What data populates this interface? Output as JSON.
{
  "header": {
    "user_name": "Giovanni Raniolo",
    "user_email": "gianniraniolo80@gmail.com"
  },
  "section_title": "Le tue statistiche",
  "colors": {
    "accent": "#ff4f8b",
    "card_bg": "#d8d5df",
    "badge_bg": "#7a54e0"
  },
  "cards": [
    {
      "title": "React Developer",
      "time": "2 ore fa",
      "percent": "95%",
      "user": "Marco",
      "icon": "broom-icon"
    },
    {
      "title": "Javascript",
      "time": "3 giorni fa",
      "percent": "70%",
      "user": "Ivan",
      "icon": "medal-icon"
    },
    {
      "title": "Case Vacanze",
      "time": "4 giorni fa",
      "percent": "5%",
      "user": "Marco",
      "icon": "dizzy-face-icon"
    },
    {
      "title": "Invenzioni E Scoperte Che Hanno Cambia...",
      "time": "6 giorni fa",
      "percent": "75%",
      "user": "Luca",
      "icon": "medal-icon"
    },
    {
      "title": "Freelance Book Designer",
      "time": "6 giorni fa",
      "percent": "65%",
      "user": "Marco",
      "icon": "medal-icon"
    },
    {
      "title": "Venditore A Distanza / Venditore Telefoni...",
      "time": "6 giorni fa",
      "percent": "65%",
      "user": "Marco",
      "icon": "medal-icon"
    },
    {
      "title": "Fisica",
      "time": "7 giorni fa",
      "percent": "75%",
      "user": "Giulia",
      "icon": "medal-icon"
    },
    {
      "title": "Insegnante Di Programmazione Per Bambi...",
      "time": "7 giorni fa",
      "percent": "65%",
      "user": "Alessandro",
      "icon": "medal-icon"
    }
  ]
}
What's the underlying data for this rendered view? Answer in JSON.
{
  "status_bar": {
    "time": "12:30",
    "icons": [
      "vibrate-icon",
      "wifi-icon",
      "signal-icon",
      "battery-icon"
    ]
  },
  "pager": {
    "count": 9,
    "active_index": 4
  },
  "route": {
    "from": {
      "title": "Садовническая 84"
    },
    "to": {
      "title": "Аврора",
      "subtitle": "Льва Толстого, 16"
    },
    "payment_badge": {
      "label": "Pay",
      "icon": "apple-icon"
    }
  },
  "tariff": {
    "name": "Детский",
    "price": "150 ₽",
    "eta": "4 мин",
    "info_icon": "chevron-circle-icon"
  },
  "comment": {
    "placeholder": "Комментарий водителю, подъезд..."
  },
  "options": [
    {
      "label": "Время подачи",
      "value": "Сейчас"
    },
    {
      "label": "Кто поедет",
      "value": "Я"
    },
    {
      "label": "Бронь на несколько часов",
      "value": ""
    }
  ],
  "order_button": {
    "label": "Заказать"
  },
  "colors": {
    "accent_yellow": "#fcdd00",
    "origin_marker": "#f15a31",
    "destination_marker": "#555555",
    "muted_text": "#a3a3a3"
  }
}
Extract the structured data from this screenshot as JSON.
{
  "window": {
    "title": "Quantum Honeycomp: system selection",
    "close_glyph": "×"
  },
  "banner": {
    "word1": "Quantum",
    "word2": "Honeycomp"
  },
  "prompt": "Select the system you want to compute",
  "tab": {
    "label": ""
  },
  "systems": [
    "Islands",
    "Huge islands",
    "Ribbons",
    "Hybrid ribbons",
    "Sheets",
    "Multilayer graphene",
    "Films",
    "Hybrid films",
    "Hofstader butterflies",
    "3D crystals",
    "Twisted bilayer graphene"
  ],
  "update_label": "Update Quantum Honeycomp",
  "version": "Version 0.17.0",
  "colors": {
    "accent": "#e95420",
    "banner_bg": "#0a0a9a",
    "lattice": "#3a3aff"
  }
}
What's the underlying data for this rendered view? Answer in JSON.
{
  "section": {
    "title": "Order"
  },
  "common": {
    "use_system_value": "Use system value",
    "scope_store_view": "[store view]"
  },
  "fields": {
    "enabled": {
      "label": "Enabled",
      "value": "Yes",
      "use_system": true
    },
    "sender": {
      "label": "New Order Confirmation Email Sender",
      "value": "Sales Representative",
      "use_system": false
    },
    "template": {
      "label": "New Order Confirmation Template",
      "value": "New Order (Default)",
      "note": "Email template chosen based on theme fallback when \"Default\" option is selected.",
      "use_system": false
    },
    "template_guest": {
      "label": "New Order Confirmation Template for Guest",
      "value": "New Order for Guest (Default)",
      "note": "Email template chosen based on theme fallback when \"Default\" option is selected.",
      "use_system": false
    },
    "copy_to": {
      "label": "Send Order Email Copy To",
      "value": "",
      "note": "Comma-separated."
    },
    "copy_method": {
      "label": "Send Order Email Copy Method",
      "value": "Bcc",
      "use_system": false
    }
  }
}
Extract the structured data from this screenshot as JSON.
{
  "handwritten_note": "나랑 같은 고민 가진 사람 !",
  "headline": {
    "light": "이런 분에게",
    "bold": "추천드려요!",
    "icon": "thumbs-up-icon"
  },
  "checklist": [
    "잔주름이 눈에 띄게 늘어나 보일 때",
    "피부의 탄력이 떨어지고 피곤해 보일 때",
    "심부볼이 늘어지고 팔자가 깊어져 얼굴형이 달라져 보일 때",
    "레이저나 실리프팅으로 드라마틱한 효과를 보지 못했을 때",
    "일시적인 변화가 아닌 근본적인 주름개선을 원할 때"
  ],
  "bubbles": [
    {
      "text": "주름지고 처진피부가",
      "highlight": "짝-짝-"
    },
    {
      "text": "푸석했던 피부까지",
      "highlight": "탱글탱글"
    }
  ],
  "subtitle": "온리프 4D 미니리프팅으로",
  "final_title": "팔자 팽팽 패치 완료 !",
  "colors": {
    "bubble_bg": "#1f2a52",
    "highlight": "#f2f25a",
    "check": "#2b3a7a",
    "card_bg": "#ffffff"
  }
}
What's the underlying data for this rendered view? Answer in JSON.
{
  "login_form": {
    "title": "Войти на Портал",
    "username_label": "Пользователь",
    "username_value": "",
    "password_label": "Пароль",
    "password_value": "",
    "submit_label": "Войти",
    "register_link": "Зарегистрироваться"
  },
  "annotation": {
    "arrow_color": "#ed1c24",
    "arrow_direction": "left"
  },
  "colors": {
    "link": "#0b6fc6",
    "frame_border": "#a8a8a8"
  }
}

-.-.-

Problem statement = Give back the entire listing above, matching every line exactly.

Final answer =
What data populates this interface? Output as JSON.
{
  "header": {
    "user_name": "Giovanni Raniolo",
    "user_email": "gianniraniolo80@gmail.com"
  },
  "section_title": "Le tue statistiche",
  "colors": {
    "accent": "#ff4f8b",
    "card_bg": "#d8d5df",
    "badge_bg": "#7a54e0"
  },
  "cards": [
    {
      "title": "React Developer",
      "time": "2 ore fa",
      "percent": "95%",
      "user": "Marco",
      "icon": "broom-icon"
    },
    {
      "title": "Javascript",
      "time": "3 giorni fa",
      "percent": "70%",
      "user": "Ivan",
      "icon": "medal-icon"
    },
    {
      "title": "Case Vacanze",
      "time": "4 giorni fa",
      "percent": "5%",
      "user": "Marco",
      "icon": "dizzy-face-icon"
    },
    {
      "title": "Invenzioni E Scoperte Che Hanno Cambia...",
      "time": "6 giorni fa",
      "percent": "75%",
      "user": "Luca",
      "icon": "medal-icon"
    },
    {
      "title": "Freelance Book Designer",
      "time": "6 giorni fa",
      "percent": "65%",
      "user": "Marco",
      "icon": "medal-icon"
    },
    {
      "title": "Venditore A Distanza / Venditore Telefoni...",
      "time": "6 giorni fa",
      "percent": "65%",
      "user": "Marco",
      "icon": "medal-icon"
    },
    {
      "title": "Fisica",
      "time": "7 giorni fa",
      "percent": "75%",
      "user": "Giulia",
      "icon": "medal-icon"
    },
    {
      "title": "Insegnante Di Programmazione Per Bambi...",
      "time": "7 giorni fa",
      "percent": "65%",
      "user": "Alessandro",
      "icon": "medal-icon"
    }
  ]
}
What's the underlying data for this rendered view? Answer in JSON.
{
  "status_bar": {
    "time": "12:30",
    "icons": [
      "vibrate-icon",
      "wifi-icon",
      "signal-icon",
      "battery-icon"
    ]
  },
  "pager": {
    "count": 9,
    "active_index": 4
  },
  "route": {
    "from": {
      "title": "Садовническая 84"
    },
    "to": {
      "title": "Аврора",
      "subtitle": "Льва Толстого, 16"
    },
    "payment_badge": {
      "label": "Pay",
      "icon": "apple-icon"
    }
  },
  "tariff": {
    "name": "Детский",
    "price": "150 ₽",
    "eta": "4 мин",
    "info_icon": "chevron-circle-icon"
  },
  "comment": {
    "placeholder": "Комментарий водителю, подъезд..."
  },
  "options": [
    {
      "label": "Время подачи",
      "value": "Сейчас"
    },
    {
      "label": "Кто поедет",
      "value": "Я"
    },
    {
      "label": "Бронь на несколько часов",
      "value": ""
    }
  ],
  "order_button": {
    "label": "Заказать"
  },
  "colors": {
    "accent_yellow": "#fcdd00",
    "origin_marker": "#f15a31",
    "destination_marker": "#555555",
    "muted_text": "#a3a3a3"
  }
}
Extract the structured data from this screenshot as JSON.
{
  "window": {
    "title": "Quantum Honeycomp: system selection",
    "close_glyph": "×"
  },
  "banner": {
    "word1": "Quantum",
    "word2": "Honeycomp"
  },
  "prompt": "Select the system you want to compute",
  "tab": {
    "label": ""
  },
  "systems": [
    "Islands",
    "Huge islands",
    "Ribbons",
    "Hybrid ribbons",
    "Sheets",
    "Multilayer graphene",
    "Films",
    "Hybrid films",
    "Hofstader butterflies",
    "3D crystals",
    "Twisted bilayer graphene"
  ],
  "update_label": "Update Quantum Honeycomp",
  "version": "Version 0.17.0",
  "colors": {
    "accent": "#e95420",
    "banner_bg": "#0a0a9a",
    "lattice": "#3a3aff"
  }
}
What's the underlying data for this rendered view? Answer in JSON.
{
  "section": {
    "title": "Order"
  },
  "common": {
    "use_system_value": "Use system value",
    "scope_store_view": "[store view]"
  },
  "fields": {
    "enabled": {
      "label": "Enabled",
      "value": "Yes",
      "use_system": true
    },
    "sender": {
      "label": "New Order Confirmation Email Sender",
      "value": "Sales Representative",
      "use_system": false
    },
    "template": {
      "label": "New Order Confirmation Template",
      "value": "New Order (Default)",
      "note": "Email template chosen based on theme fallback when \"Default\" option is selected.",
      "use_system": false
    },
    "template_guest": {
      "label": "New Order Confirmation Template for Guest",
      "value": "New Order for Guest (Default)",
      "note": "Email template chosen based on theme fallback when \"Default\" option is selected.",
      "use_system": false
    },
    "copy_to": {
      "label": "Send Order Email Copy To",
      "value": "",
      "note": "Comma-separated."
    },
    "copy_method": {
      "label": "Send Order Email Copy Method",
      "value": "Bcc",
      "use_system": false
    }
  }
}
Extract the structured data from this screenshot as JSON.
{
  "handwritten_note": "나랑 같은 고민 가진 사람 !",
  "headline": {
    "light": "이런 분에게",
    "bold": "추천드려요!",
    "icon": "thumbs-up-icon"
  },
  "checklist": [
    "잔주름이 눈에 띄게 늘어나 보일 때",
    "피부의 탄력이 떨어지고 피곤해 보일 때",
    "심부볼이 늘어지고 팔자가 깊어져 얼굴형이 달라져 보일 때",
    "레이저나 실리프팅으로 드라마틱한 효과를 보지 못했을 때",
    "일시적인 변화가 아닌 근본적인 주름개선을 원할 때"
  ],
  "bubbles": [
    {
      "text": "주름지고 처진피부가",
      "highlight": "짝-짝-"
    },
    {
      "text": "푸석했던 피부까지",
      "highlight": "탱글탱글"
    }
  ],
  "subtitle": "온리프 4D 미니리프팅으로",
  "final_title": "팔자 팽팽 패치 완료 !",
  "colors": {
    "bubble_bg": "#1f2a52",
    "highlight": "#f2f25a",
    "check": "#2b3a7a",
    "card_bg": "#ffffff"
  }
}
What's the underlying data for this rendered view? Answer in JSON.
{
  "login_form": {
    "title": "Войти на Портал",
    "username_label": "Пользователь",
    "username_value": "",
    "password_label": "Пароль",
    "password_value": "",
    "submit_label": "Войти",
    "register_link": "Зарегистрироваться"
  },
  "annotation": {
    "arrow_color": "#ed1c24",
    "arrow_direction": "left"
  },
  "colors": {
    "link": "#0b6fc6",
    "frame_border": "#a8a8a8"
  }
}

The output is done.